the first step

August 7, 2013

I’ve been here before. In a swirling sea of a job that feels beyond me: beyond my scope of abilities. I don’t like this feeling! For the past two days, the worst part of it is that I haven’t known how to tackle the hugeness of it, so I have not felt I’ve been able to be productive. I’ve been running about somewhat madly, for sure, but not completing anything worthwhile . . . or, more precisely, not doing the important things. This sort of busyness is the sort that does random things that I can think of to do, in an attempt to soothe myself with some remnant of productivity when I know that I am avoiding the real issues. But, like I said, I’ve been here before. And somehow, I have always managed to get past this stage, and to move on to a better place of [productive] being.
“So,” I find myself wondering, “why am I so upset about my level of stress?”

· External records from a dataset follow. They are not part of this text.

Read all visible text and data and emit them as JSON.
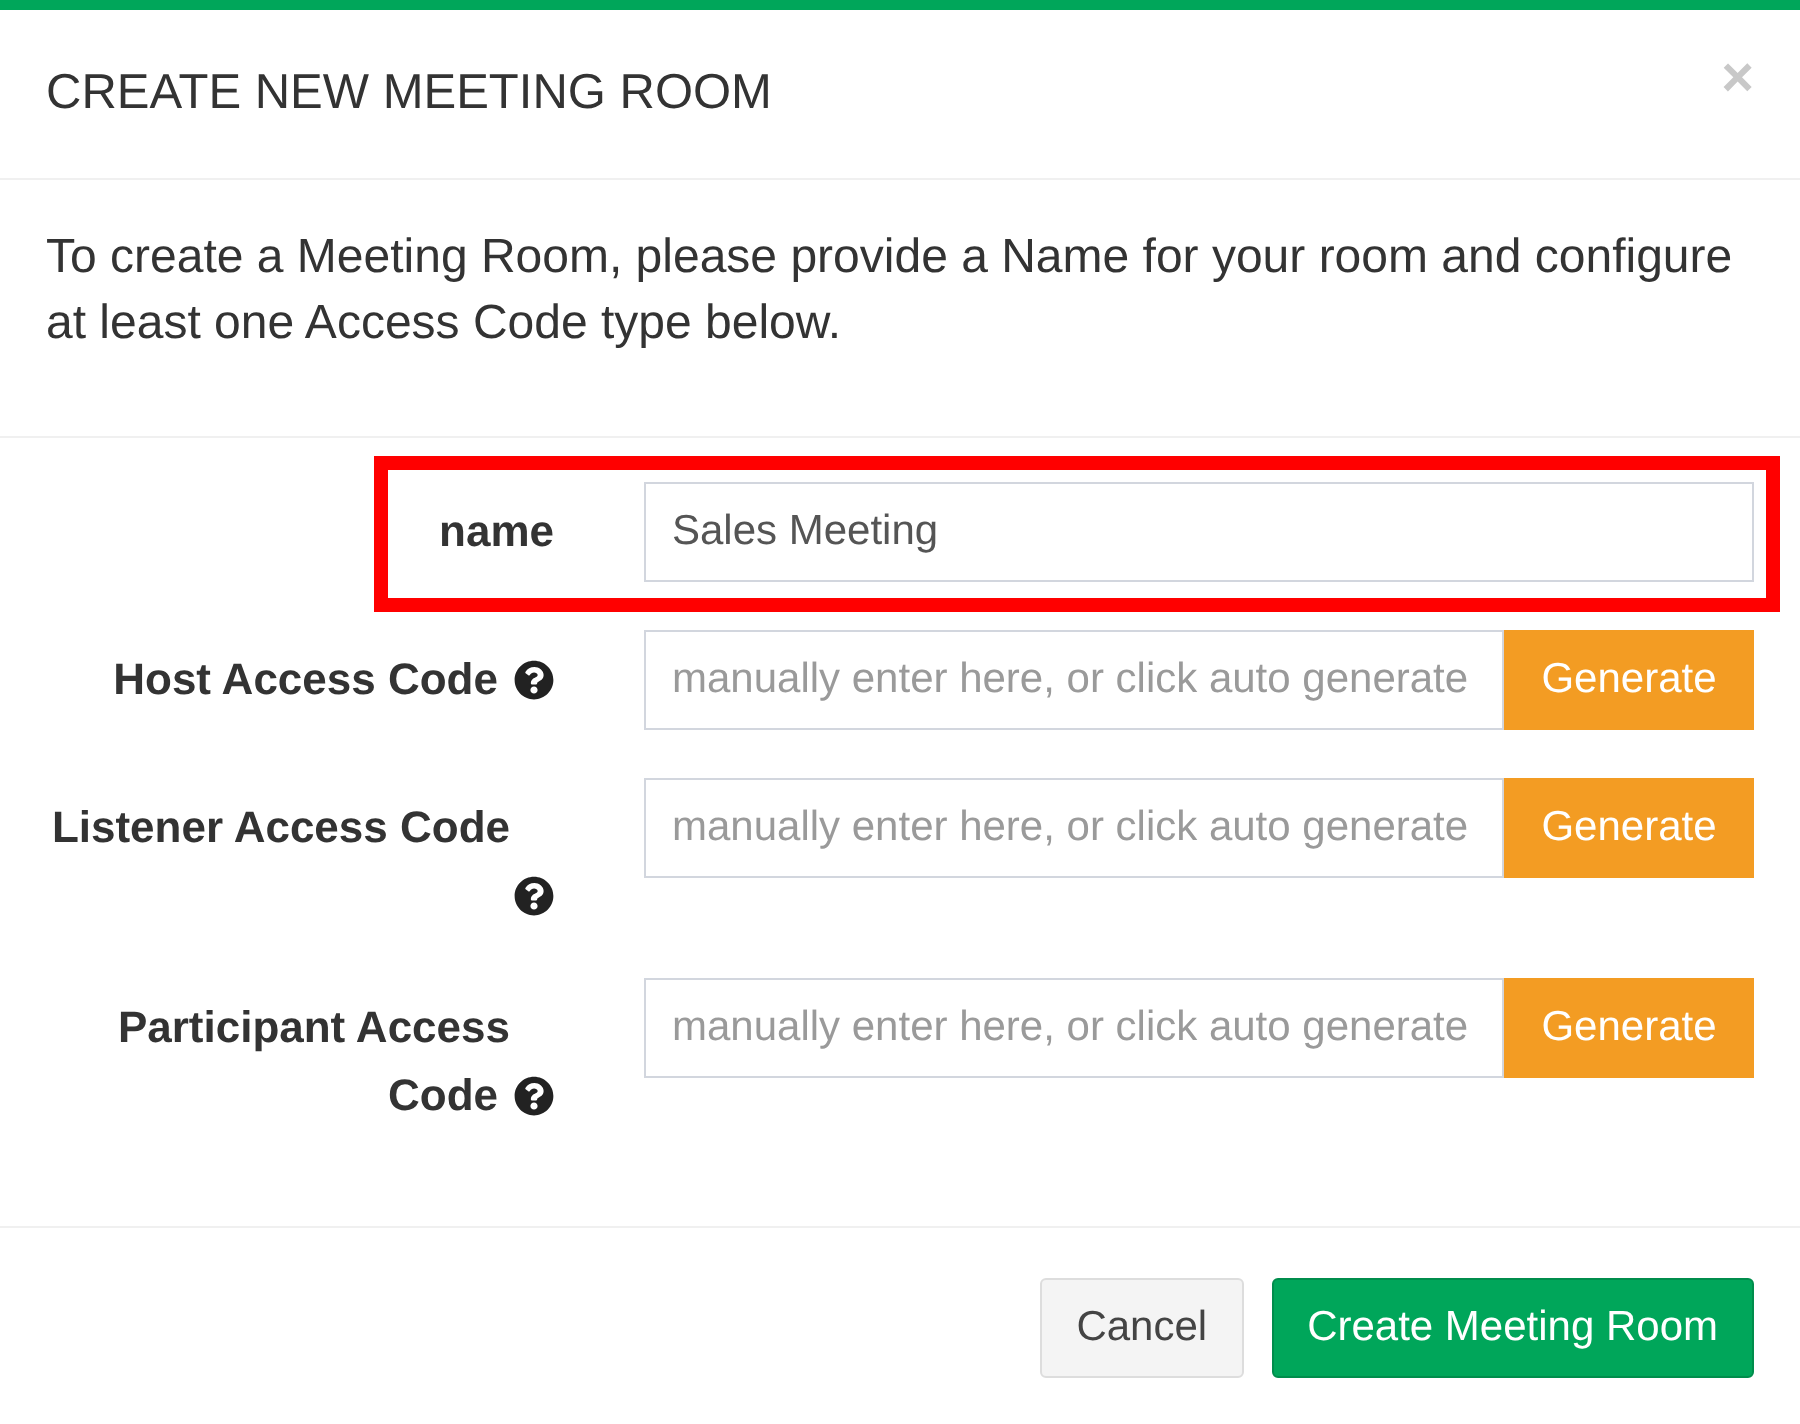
{
  "window": {
    "title": "CREATE NEW MEETING ROOM",
    "close": "×"
  },
  "intro": "To create a Meeting Room, please provide a Name for your room and configure at least one Access Code type below.",
  "fields": [
    {
      "kind": "text",
      "label": "name",
      "value": "Sales Meeting",
      "highlighted": true
    },
    {
      "kind": "code",
      "label": "Host Access Code",
      "placeholder": "manually enter here, or click auto generate",
      "button": "Generate",
      "highlighted": false
    },
    {
      "kind": "code",
      "label": "Listener Access Code",
      "placeholder": "manually enter here, or click auto generate",
      "button": "Generate",
      "highlighted": false
    },
    {
      "kind": "code",
      "label": "Participant Access Code",
      "placeholder": "manually enter here, or click auto generate",
      "button": "Generate",
      "highlighted": false
    }
  ],
  "buttons": [
    {
      "kind": "secondary",
      "label": "Cancel"
    },
    {
      "kind": "primary",
      "label": "Create Meeting Room"
    }
  ]
}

Well this morning I had a realization. I haven’t trusted my own experience, and have put undue pressure on myself to know—instantly—everything I will need to get done this year. But the realization I had is that this is not the way it works . . . not the way I work, at least. I work in steps. One step at a time. And I never know it all immediately. Rather, if I slow down—pause and take a deep breath instead of just trying to move faster and work harder—then I can think more clearly. And when I do so, I have light bulbs go off in my brain, normally related to the one thing I need to start with. The first step. Because the first step leads to the second step. The second leads to the third. And so on.
Today I know my first step. That’s all I know. My library will need a whole lot of steps in order to get anywhere near where it needs to be, but for now, the first step will have to do.
After one of today’s meetings, I snagged a couple of cute-footed coworkers to take some photo-worthy steps with me . . . because it always helps to have company along the walking way ☺